(Data extracted from a collection)
----
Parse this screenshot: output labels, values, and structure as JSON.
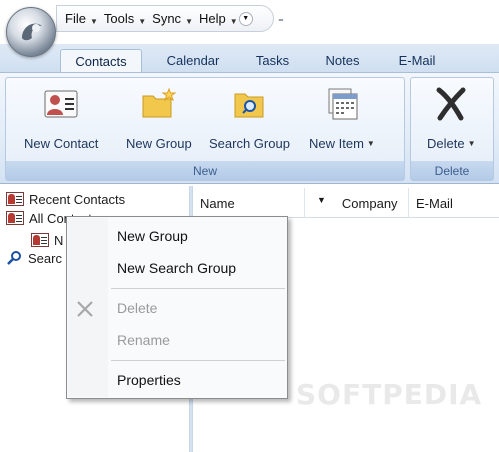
{
  "menu": {
    "items": [
      {
        "label": "File"
      },
      {
        "label": "Tools"
      },
      {
        "label": "Sync"
      },
      {
        "label": "Help"
      }
    ]
  },
  "tabs": [
    {
      "label": "Contacts",
      "active": true
    },
    {
      "label": "Calendar"
    },
    {
      "label": "Tasks"
    },
    {
      "label": "Notes"
    },
    {
      "label": "E-Mail"
    }
  ],
  "ribbon": {
    "groups": [
      {
        "label": "New",
        "buttons": [
          "New Contact",
          "New Group",
          "Search Group",
          "New Item"
        ]
      },
      {
        "label": "Delete",
        "buttons": [
          "Delete"
        ]
      }
    ]
  },
  "nav": {
    "items": [
      {
        "label": "Recent Contacts"
      },
      {
        "label": "All Contacts"
      },
      {
        "label": "N"
      },
      {
        "label": "Searc"
      }
    ]
  },
  "list": {
    "columns": [
      "Name",
      "Company",
      "E-Mail"
    ]
  },
  "context_menu": {
    "items": [
      {
        "label": "New Group",
        "enabled": true
      },
      {
        "label": "New Search Group",
        "enabled": true
      },
      {
        "label": "Delete",
        "enabled": false
      },
      {
        "label": "Rename",
        "enabled": false
      },
      {
        "label": "Properties",
        "enabled": true
      }
    ]
  },
  "watermark": "SOFTPEDIA",
  "colors": {
    "ribbon_bg": "#e2ecf8",
    "group_label_bg": "#b3cbe8",
    "tab_text": "#15325c",
    "disabled_text": "#9a9a9a"
  }
}
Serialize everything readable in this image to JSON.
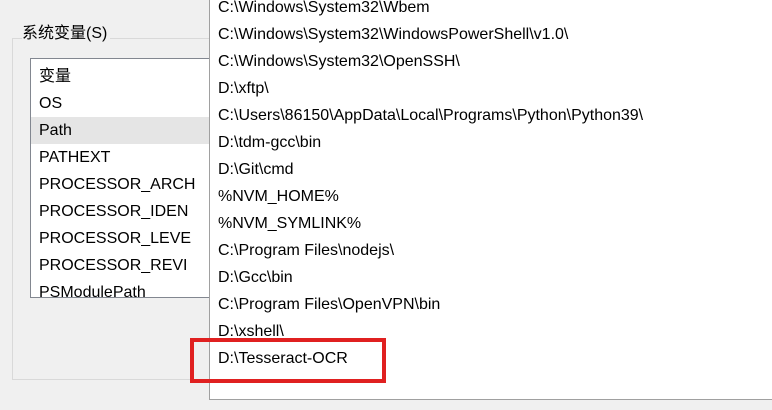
{
  "system_vars": {
    "group_label": "系统变量(S)",
    "header": "变量",
    "rows": [
      "OS",
      "Path",
      "PATHEXT",
      "PROCESSOR_ARCH",
      "PROCESSOR_IDEN",
      "PROCESSOR_LEVE",
      "PROCESSOR_REVI",
      "PSModulePath"
    ],
    "selected": "Path"
  },
  "path_editor": {
    "entries": [
      "C:\\Windows\\System32\\Wbem",
      "C:\\Windows\\System32\\WindowsPowerShell\\v1.0\\",
      "C:\\Windows\\System32\\OpenSSH\\",
      "D:\\xftp\\",
      "C:\\Users\\86150\\AppData\\Local\\Programs\\Python\\Python39\\",
      "D:\\tdm-gcc\\bin",
      "D:\\Git\\cmd",
      "%NVM_HOME%",
      "%NVM_SYMLINK%",
      "C:\\Program Files\\nodejs\\",
      "D:\\Gcc\\bin",
      "C:\\Program Files\\OpenVPN\\bin",
      "D:\\xshell\\",
      "D:\\Tesseract-OCR"
    ],
    "highlighted": "D:\\Tesseract-OCR"
  },
  "colors": {
    "highlight_border": "#e02020",
    "selected_row": "#e5e5e5"
  }
}
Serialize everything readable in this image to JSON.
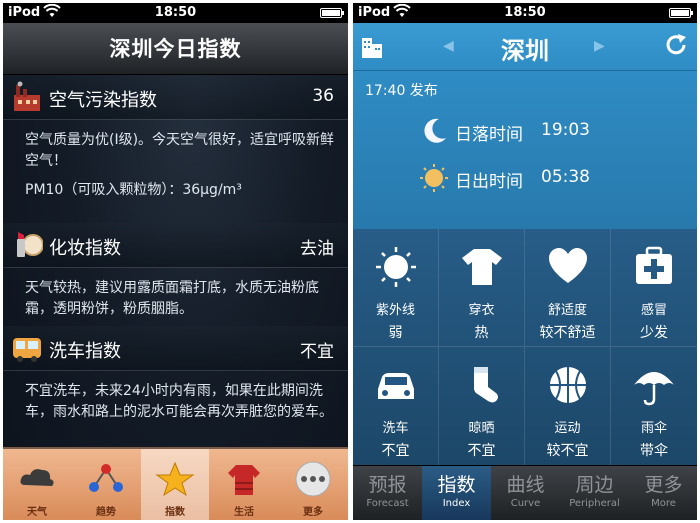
{
  "left": {
    "status": {
      "carrier": "iPod",
      "time": "18:50"
    },
    "title": "深圳今日指数",
    "cards": [
      {
        "name": "空气污染指数",
        "value": "36",
        "desc": [
          "空气质量为优(I级)。今天空气很好，适宜呼吸新鲜空气！",
          "PM10（可吸入颗粒物）：36μg/m³"
        ]
      },
      {
        "name": "化妆指数",
        "value": "去油",
        "desc": [
          "天气较热，建议用露质面霜打底，水质无油粉底霜，透明粉饼，粉质胭脂。"
        ]
      },
      {
        "name": "洗车指数",
        "value": "不宜",
        "desc": [
          "不宜洗车，未来24小时内有雨，如果在此期间洗车，雨水和路上的泥水可能会再次弄脏您的爱车。"
        ]
      }
    ],
    "tabs": [
      {
        "label": "天气"
      },
      {
        "label": "趋势"
      },
      {
        "label": "指数"
      },
      {
        "label": "生活"
      },
      {
        "label": "更多"
      }
    ]
  },
  "right": {
    "status": {
      "carrier": "iPod",
      "time": "18:50"
    },
    "city": "深圳",
    "published": "17:40 发布",
    "sunset": {
      "label": "日落时间",
      "time": "19:03"
    },
    "sunrise": {
      "label": "日出时间",
      "time": "05:38"
    },
    "indices": [
      {
        "name": "紫外线",
        "value": "弱",
        "icon": "sun-icon"
      },
      {
        "name": "穿衣",
        "value": "热",
        "icon": "tshirt-icon"
      },
      {
        "name": "舒适度",
        "value": "较不舒适",
        "icon": "heart-icon"
      },
      {
        "name": "感冒",
        "value": "少发",
        "icon": "medkit-icon"
      },
      {
        "name": "洗车",
        "value": "不宜",
        "icon": "car-icon"
      },
      {
        "name": "晾晒",
        "value": "不宜",
        "icon": "sock-icon"
      },
      {
        "name": "运动",
        "value": "较不宜",
        "icon": "ball-icon"
      },
      {
        "name": "雨伞",
        "value": "带伞",
        "icon": "umbrella-icon"
      }
    ],
    "tabs": [
      {
        "zh": "预报",
        "en": "Forecast"
      },
      {
        "zh": "指数",
        "en": "Index"
      },
      {
        "zh": "曲线",
        "en": "Curve"
      },
      {
        "zh": "周边",
        "en": "Peripheral"
      },
      {
        "zh": "更多",
        "en": "More"
      }
    ]
  }
}
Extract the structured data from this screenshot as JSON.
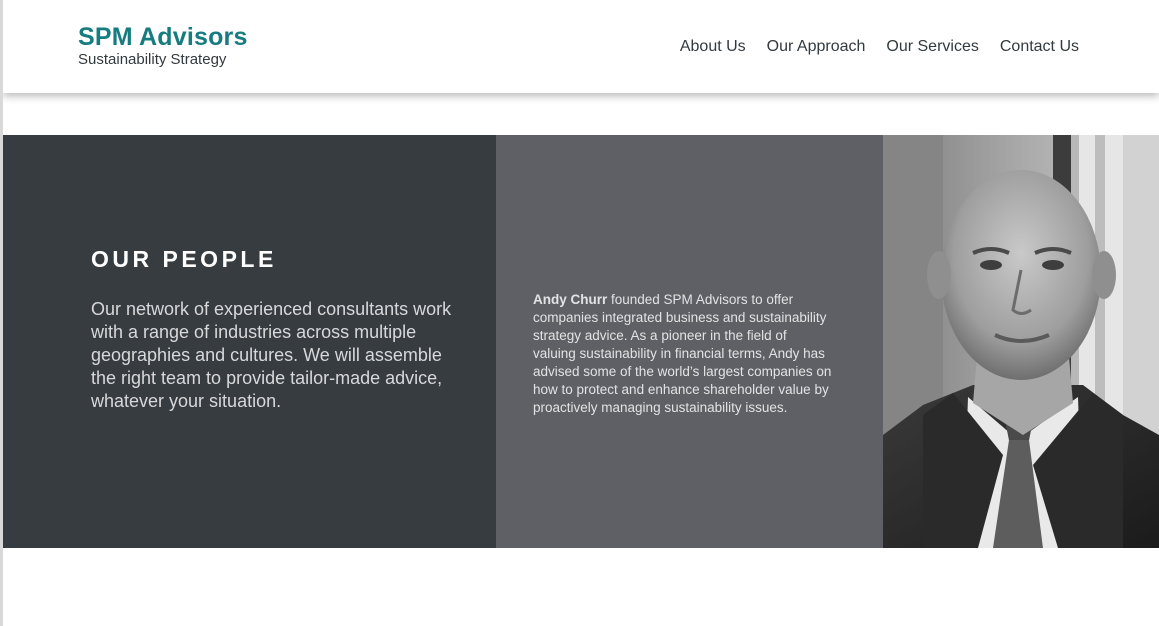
{
  "header": {
    "brand_title": "SPM Advisors",
    "brand_subtitle": "Sustainability Strategy",
    "brand_color": "#167c80",
    "nav": [
      {
        "label": "About Us"
      },
      {
        "label": "Our Approach"
      },
      {
        "label": "Our Services"
      },
      {
        "label": "Contact Us"
      }
    ]
  },
  "people": {
    "heading": "OUR PEOPLE",
    "intro": "Our network of experienced consultants work with a range of industries across multiple geographies and cultures. We will assemble the right team to provide tailor-made advice, whatever your situation.",
    "bio_name": "Andy Churr",
    "bio_text": " founded SPM Advisors to offer companies integrated business and sustainability strategy advice. As a pioneer in the field of valuing sustainability in financial terms, Andy has advised some of the world’s largest companies on how to protect and enhance shareholder value by proactively managing sustainability issues.",
    "photo": "portrait-photo"
  },
  "colors": {
    "panel_dark": "#373c41",
    "panel_mid": "#5f6065",
    "text_dark": "#333a3f"
  }
}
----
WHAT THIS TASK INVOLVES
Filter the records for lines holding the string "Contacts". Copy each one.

PROBLEM SOLUTION
      "label": "Contacts",
        "label": "Recent Contacts"
        "label": "All Contacts"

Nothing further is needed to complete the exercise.